• WHAT IS EXPECTED
Copy every line from the data below in which the string "time" can be found.

• Dataset items
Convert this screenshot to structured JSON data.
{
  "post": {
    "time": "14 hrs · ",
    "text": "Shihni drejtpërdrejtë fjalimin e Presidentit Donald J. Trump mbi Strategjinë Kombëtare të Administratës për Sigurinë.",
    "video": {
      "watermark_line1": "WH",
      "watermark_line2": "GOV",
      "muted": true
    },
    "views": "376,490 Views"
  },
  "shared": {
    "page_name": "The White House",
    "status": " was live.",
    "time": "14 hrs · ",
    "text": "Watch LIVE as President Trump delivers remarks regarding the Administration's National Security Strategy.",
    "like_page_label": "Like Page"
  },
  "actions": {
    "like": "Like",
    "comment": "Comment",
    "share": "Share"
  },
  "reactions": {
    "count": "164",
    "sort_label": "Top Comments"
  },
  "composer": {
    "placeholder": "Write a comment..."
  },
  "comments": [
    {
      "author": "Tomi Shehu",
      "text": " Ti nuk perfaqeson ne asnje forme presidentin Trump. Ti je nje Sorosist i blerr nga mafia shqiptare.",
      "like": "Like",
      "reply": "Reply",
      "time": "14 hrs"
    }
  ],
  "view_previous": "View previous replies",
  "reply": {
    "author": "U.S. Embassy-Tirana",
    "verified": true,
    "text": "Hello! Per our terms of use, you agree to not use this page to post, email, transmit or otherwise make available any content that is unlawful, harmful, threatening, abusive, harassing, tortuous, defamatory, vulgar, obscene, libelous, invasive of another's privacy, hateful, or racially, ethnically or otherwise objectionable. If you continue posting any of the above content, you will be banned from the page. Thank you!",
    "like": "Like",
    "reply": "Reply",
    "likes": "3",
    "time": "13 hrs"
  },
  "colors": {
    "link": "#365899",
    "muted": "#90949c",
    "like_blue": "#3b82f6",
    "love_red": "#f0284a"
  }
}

• FINISHED TASK
    "time": "14 hrs · ",
    "time": "14 hrs · ",
      "time": "14 hrs"
    "time": "13 hrs"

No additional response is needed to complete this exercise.